Excerpts from an interface dataset:
——————

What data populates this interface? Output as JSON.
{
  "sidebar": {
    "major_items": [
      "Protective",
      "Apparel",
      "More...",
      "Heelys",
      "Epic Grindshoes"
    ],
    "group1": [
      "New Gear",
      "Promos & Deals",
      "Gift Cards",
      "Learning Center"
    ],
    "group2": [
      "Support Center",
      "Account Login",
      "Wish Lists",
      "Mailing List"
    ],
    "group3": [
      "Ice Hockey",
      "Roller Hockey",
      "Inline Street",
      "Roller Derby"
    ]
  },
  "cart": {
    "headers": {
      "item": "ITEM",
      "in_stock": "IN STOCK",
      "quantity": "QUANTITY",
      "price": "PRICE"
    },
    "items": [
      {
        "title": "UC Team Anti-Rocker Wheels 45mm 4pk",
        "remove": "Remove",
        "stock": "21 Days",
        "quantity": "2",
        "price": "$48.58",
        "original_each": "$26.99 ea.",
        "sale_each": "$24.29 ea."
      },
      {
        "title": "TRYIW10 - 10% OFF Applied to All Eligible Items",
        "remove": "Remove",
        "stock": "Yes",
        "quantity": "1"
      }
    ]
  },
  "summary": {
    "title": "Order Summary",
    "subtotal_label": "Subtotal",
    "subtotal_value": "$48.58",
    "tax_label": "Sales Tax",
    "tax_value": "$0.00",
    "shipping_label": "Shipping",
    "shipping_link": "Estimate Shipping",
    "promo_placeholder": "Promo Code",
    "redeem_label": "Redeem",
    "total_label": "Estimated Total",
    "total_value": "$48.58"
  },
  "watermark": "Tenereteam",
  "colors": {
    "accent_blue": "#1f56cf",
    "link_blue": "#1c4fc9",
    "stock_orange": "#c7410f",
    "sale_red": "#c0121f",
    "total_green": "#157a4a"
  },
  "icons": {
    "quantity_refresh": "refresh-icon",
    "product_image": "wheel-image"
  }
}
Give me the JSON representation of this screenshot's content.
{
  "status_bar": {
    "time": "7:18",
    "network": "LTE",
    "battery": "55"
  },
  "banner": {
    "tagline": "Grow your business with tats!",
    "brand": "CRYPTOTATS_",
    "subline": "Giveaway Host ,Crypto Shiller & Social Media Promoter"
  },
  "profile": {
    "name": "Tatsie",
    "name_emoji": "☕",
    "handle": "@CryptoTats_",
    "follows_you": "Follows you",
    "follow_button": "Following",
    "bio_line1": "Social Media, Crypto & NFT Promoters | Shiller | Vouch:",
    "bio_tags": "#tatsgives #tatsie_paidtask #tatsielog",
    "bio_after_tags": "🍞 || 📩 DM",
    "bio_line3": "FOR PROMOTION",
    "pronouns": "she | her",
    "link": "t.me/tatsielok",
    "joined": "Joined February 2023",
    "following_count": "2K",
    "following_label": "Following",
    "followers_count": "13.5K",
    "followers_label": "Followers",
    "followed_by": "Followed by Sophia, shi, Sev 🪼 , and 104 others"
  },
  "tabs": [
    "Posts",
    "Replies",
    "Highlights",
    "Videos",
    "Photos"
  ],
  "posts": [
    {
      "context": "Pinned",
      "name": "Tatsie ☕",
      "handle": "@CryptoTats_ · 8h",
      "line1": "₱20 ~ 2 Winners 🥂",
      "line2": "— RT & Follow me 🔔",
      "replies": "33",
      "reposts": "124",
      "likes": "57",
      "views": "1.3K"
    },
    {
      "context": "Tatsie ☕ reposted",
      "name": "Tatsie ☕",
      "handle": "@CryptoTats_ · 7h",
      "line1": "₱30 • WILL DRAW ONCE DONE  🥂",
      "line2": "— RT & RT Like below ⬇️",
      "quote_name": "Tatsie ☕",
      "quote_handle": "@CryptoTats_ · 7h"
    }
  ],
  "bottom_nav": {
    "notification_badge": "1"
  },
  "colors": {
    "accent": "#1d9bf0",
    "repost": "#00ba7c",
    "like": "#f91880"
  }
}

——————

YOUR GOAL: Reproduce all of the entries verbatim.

THE COMPLETED TASK:
What data populates this interface? Output as JSON.
{
  "sidebar": {
    "major_items": [
      "Protective",
      "Apparel",
      "More...",
      "Heelys",
      "Epic Grindshoes"
    ],
    "group1": [
      "New Gear",
      "Promos & Deals",
      "Gift Cards",
      "Learning Center"
    ],
    "group2": [
      "Support Center",
      "Account Login",
      "Wish Lists",
      "Mailing List"
    ],
    "group3": [
      "Ice Hockey",
      "Roller Hockey",
      "Inline Street",
      "Roller Derby"
    ]
  },
  "cart": {
    "headers": {
      "item": "ITEM",
      "in_stock": "IN STOCK",
      "quantity": "QUANTITY",
      "price": "PRICE"
    },
    "items": [
      {
        "title": "UC Team Anti-Rocker Wheels 45mm 4pk",
        "remove": "Remove",
        "stock": "21 Days",
        "quantity": "2",
        "price": "$48.58",
        "original_each": "$26.99 ea.",
        "sale_each": "$24.29 ea."
      },
      {
        "title": "TRYIW10 - 10% OFF Applied to All Eligible Items",
        "remove": "Remove",
        "stock": "Yes",
        "quantity": "1"
      }
    ]
  },
  "summary": {
    "title": "Order Summary",
    "subtotal_label": "Subtotal",
    "subtotal_value": "$48.58",
    "tax_label": "Sales Tax",
    "tax_value": "$0.00",
    "shipping_label": "Shipping",
    "shipping_link": "Estimate Shipping",
    "promo_placeholder": "Promo Code",
    "redeem_label": "Redeem",
    "total_label": "Estimated Total",
    "total_value": "$48.58"
  },
  "watermark": "Tenereteam",
  "colors": {
    "accent_blue": "#1f56cf",
    "link_blue": "#1c4fc9",
    "stock_orange": "#c7410f",
    "sale_red": "#c0121f",
    "total_green": "#157a4a"
  },
  "icons": {
    "quantity_refresh": "refresh-icon",
    "product_image": "wheel-image"
  }
}
Give me the JSON representation of this screenshot's content.
{
  "status_bar": {
    "time": "7:18",
    "network": "LTE",
    "battery": "55"
  },
  "banner": {
    "tagline": "Grow your business with tats!",
    "brand": "CRYPTOTATS_",
    "subline": "Giveaway Host ,Crypto Shiller & Social Media Promoter"
  },
  "profile": {
    "name": "Tatsie",
    "name_emoji": "☕",
    "handle": "@CryptoTats_",
    "follows_you": "Follows you",
    "follow_button": "Following",
    "bio_line1": "Social Media, Crypto & NFT Promoters | Shiller | Vouch:",
    "bio_tags": "#tatsgives #tatsie_paidtask #tatsielog",
    "bio_after_tags": "🍞 || 📩 DM",
    "bio_line3": "FOR PROMOTION",
    "pronouns": "she | her",
    "link": "t.me/tatsielok",
    "joined": "Joined February 2023",
    "following_count": "2K",
    "following_label": "Following",
    "followers_count": "13.5K",
    "followers_label": "Followers",
    "followed_by": "Followed by Sophia, shi, Sev 🪼 , and 104 others"
  },
  "tabs": [
    "Posts",
    "Replies",
    "Highlights",
    "Videos",
    "Photos"
  ],
  "posts": [
    {
      "context": "Pinned",
      "name": "Tatsie ☕",
      "handle": "@CryptoTats_ · 8h",
      "line1": "₱20 ~ 2 Winners 🥂",
      "line2": "— RT & Follow me 🔔",
      "replies": "33",
      "reposts": "124",
      "likes": "57",
      "views": "1.3K"
    },
    {
      "context": "Tatsie ☕ reposted",
      "name": "Tatsie ☕",
      "handle": "@CryptoTats_ · 7h",
      "line1": "₱30 • WILL DRAW ONCE DONE  🥂",
      "line2": "— RT & RT Like below ⬇️",
      "quote_name": "Tatsie ☕",
      "quote_handle": "@CryptoTats_ · 7h"
    }
  ],
  "bottom_nav": {
    "notification_badge": "1"
  },
  "colors": {
    "accent": "#1d9bf0",
    "repost": "#00ba7c",
    "like": "#f91880"
  }
}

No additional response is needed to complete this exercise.